_INSTRUCTIONS TO FOLLOW_: The answer must be an exact copy of the records, with no pictures in it.

[Dataset rows for apps and sites]
--------------------
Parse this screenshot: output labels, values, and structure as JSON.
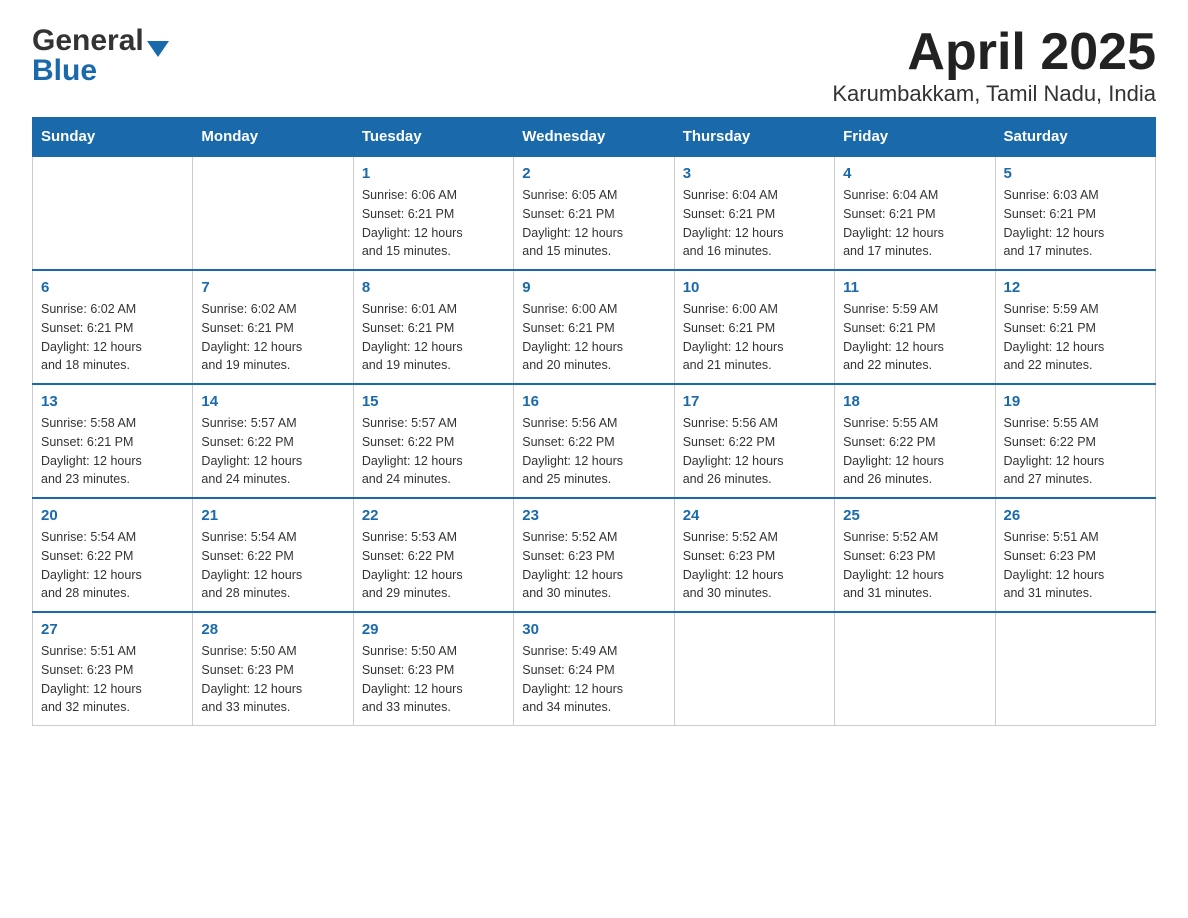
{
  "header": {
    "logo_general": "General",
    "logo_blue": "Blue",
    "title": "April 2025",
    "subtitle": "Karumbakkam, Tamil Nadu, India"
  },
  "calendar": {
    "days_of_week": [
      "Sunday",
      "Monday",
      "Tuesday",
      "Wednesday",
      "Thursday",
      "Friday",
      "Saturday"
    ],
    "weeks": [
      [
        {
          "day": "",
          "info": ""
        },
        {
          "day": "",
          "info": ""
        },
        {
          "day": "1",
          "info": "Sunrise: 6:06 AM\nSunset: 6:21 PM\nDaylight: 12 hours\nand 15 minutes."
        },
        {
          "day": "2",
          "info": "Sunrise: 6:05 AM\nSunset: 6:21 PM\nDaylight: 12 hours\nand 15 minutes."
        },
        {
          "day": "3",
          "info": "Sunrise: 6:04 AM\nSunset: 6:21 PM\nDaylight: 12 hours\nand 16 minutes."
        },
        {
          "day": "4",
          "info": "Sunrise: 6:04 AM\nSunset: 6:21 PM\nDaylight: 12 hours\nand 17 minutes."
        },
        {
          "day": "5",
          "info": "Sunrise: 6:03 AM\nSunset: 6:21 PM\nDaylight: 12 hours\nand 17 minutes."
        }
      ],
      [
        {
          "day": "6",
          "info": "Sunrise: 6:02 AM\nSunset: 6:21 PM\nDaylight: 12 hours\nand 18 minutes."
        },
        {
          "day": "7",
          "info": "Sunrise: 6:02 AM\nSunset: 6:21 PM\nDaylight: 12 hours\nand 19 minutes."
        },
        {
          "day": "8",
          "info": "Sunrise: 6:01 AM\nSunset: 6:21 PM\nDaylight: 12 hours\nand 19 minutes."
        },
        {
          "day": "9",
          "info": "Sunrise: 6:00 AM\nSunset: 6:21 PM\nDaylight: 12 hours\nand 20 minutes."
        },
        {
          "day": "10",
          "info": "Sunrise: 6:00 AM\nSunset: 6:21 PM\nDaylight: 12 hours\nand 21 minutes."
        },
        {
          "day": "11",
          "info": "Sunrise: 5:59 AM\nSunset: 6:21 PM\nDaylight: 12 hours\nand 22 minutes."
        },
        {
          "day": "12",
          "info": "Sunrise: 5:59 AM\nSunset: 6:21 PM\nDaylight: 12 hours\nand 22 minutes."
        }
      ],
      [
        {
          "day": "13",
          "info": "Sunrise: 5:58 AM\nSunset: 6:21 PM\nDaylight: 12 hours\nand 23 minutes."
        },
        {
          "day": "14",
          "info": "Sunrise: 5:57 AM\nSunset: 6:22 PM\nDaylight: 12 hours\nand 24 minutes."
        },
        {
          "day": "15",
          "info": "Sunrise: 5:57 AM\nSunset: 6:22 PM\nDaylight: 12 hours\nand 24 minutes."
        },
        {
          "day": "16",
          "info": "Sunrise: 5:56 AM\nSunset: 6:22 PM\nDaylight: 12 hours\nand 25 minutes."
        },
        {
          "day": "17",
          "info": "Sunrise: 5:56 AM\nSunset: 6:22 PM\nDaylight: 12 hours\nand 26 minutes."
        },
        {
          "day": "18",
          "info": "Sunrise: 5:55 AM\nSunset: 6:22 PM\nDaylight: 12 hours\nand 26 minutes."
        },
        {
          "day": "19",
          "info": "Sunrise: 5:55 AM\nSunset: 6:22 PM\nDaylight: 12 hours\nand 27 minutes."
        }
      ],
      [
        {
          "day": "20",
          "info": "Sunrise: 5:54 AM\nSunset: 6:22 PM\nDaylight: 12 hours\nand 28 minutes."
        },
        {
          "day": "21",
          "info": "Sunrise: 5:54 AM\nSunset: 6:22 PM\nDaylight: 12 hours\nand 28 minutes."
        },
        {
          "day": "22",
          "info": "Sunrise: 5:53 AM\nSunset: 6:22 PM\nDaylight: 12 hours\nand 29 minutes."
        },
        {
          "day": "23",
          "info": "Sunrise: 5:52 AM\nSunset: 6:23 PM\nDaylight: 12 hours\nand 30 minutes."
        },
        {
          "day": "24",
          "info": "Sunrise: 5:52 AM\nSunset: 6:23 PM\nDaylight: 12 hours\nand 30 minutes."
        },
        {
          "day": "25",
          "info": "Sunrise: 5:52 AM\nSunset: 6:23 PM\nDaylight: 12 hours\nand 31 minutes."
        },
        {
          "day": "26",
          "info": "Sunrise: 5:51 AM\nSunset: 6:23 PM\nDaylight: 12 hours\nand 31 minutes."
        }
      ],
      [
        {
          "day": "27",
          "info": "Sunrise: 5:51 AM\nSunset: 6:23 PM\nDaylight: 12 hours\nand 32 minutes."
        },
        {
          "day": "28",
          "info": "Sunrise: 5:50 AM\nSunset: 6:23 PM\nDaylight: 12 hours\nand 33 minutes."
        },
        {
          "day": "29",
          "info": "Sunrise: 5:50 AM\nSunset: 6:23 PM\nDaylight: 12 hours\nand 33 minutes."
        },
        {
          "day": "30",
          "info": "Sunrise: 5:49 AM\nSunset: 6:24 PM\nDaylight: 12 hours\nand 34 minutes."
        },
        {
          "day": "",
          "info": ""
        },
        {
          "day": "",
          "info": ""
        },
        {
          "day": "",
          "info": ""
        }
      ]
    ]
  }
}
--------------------
_SOLVED PROBLEM_:
Parse this screenshot: output labels, values, and structure as JSON.
{
  "header": {
    "logo_general": "General",
    "logo_blue": "Blue",
    "title": "April 2025",
    "subtitle": "Karumbakkam, Tamil Nadu, India"
  },
  "calendar": {
    "days_of_week": [
      "Sunday",
      "Monday",
      "Tuesday",
      "Wednesday",
      "Thursday",
      "Friday",
      "Saturday"
    ],
    "weeks": [
      [
        {
          "day": "",
          "info": ""
        },
        {
          "day": "",
          "info": ""
        },
        {
          "day": "1",
          "info": "Sunrise: 6:06 AM\nSunset: 6:21 PM\nDaylight: 12 hours\nand 15 minutes."
        },
        {
          "day": "2",
          "info": "Sunrise: 6:05 AM\nSunset: 6:21 PM\nDaylight: 12 hours\nand 15 minutes."
        },
        {
          "day": "3",
          "info": "Sunrise: 6:04 AM\nSunset: 6:21 PM\nDaylight: 12 hours\nand 16 minutes."
        },
        {
          "day": "4",
          "info": "Sunrise: 6:04 AM\nSunset: 6:21 PM\nDaylight: 12 hours\nand 17 minutes."
        },
        {
          "day": "5",
          "info": "Sunrise: 6:03 AM\nSunset: 6:21 PM\nDaylight: 12 hours\nand 17 minutes."
        }
      ],
      [
        {
          "day": "6",
          "info": "Sunrise: 6:02 AM\nSunset: 6:21 PM\nDaylight: 12 hours\nand 18 minutes."
        },
        {
          "day": "7",
          "info": "Sunrise: 6:02 AM\nSunset: 6:21 PM\nDaylight: 12 hours\nand 19 minutes."
        },
        {
          "day": "8",
          "info": "Sunrise: 6:01 AM\nSunset: 6:21 PM\nDaylight: 12 hours\nand 19 minutes."
        },
        {
          "day": "9",
          "info": "Sunrise: 6:00 AM\nSunset: 6:21 PM\nDaylight: 12 hours\nand 20 minutes."
        },
        {
          "day": "10",
          "info": "Sunrise: 6:00 AM\nSunset: 6:21 PM\nDaylight: 12 hours\nand 21 minutes."
        },
        {
          "day": "11",
          "info": "Sunrise: 5:59 AM\nSunset: 6:21 PM\nDaylight: 12 hours\nand 22 minutes."
        },
        {
          "day": "12",
          "info": "Sunrise: 5:59 AM\nSunset: 6:21 PM\nDaylight: 12 hours\nand 22 minutes."
        }
      ],
      [
        {
          "day": "13",
          "info": "Sunrise: 5:58 AM\nSunset: 6:21 PM\nDaylight: 12 hours\nand 23 minutes."
        },
        {
          "day": "14",
          "info": "Sunrise: 5:57 AM\nSunset: 6:22 PM\nDaylight: 12 hours\nand 24 minutes."
        },
        {
          "day": "15",
          "info": "Sunrise: 5:57 AM\nSunset: 6:22 PM\nDaylight: 12 hours\nand 24 minutes."
        },
        {
          "day": "16",
          "info": "Sunrise: 5:56 AM\nSunset: 6:22 PM\nDaylight: 12 hours\nand 25 minutes."
        },
        {
          "day": "17",
          "info": "Sunrise: 5:56 AM\nSunset: 6:22 PM\nDaylight: 12 hours\nand 26 minutes."
        },
        {
          "day": "18",
          "info": "Sunrise: 5:55 AM\nSunset: 6:22 PM\nDaylight: 12 hours\nand 26 minutes."
        },
        {
          "day": "19",
          "info": "Sunrise: 5:55 AM\nSunset: 6:22 PM\nDaylight: 12 hours\nand 27 minutes."
        }
      ],
      [
        {
          "day": "20",
          "info": "Sunrise: 5:54 AM\nSunset: 6:22 PM\nDaylight: 12 hours\nand 28 minutes."
        },
        {
          "day": "21",
          "info": "Sunrise: 5:54 AM\nSunset: 6:22 PM\nDaylight: 12 hours\nand 28 minutes."
        },
        {
          "day": "22",
          "info": "Sunrise: 5:53 AM\nSunset: 6:22 PM\nDaylight: 12 hours\nand 29 minutes."
        },
        {
          "day": "23",
          "info": "Sunrise: 5:52 AM\nSunset: 6:23 PM\nDaylight: 12 hours\nand 30 minutes."
        },
        {
          "day": "24",
          "info": "Sunrise: 5:52 AM\nSunset: 6:23 PM\nDaylight: 12 hours\nand 30 minutes."
        },
        {
          "day": "25",
          "info": "Sunrise: 5:52 AM\nSunset: 6:23 PM\nDaylight: 12 hours\nand 31 minutes."
        },
        {
          "day": "26",
          "info": "Sunrise: 5:51 AM\nSunset: 6:23 PM\nDaylight: 12 hours\nand 31 minutes."
        }
      ],
      [
        {
          "day": "27",
          "info": "Sunrise: 5:51 AM\nSunset: 6:23 PM\nDaylight: 12 hours\nand 32 minutes."
        },
        {
          "day": "28",
          "info": "Sunrise: 5:50 AM\nSunset: 6:23 PM\nDaylight: 12 hours\nand 33 minutes."
        },
        {
          "day": "29",
          "info": "Sunrise: 5:50 AM\nSunset: 6:23 PM\nDaylight: 12 hours\nand 33 minutes."
        },
        {
          "day": "30",
          "info": "Sunrise: 5:49 AM\nSunset: 6:24 PM\nDaylight: 12 hours\nand 34 minutes."
        },
        {
          "day": "",
          "info": ""
        },
        {
          "day": "",
          "info": ""
        },
        {
          "day": "",
          "info": ""
        }
      ]
    ]
  }
}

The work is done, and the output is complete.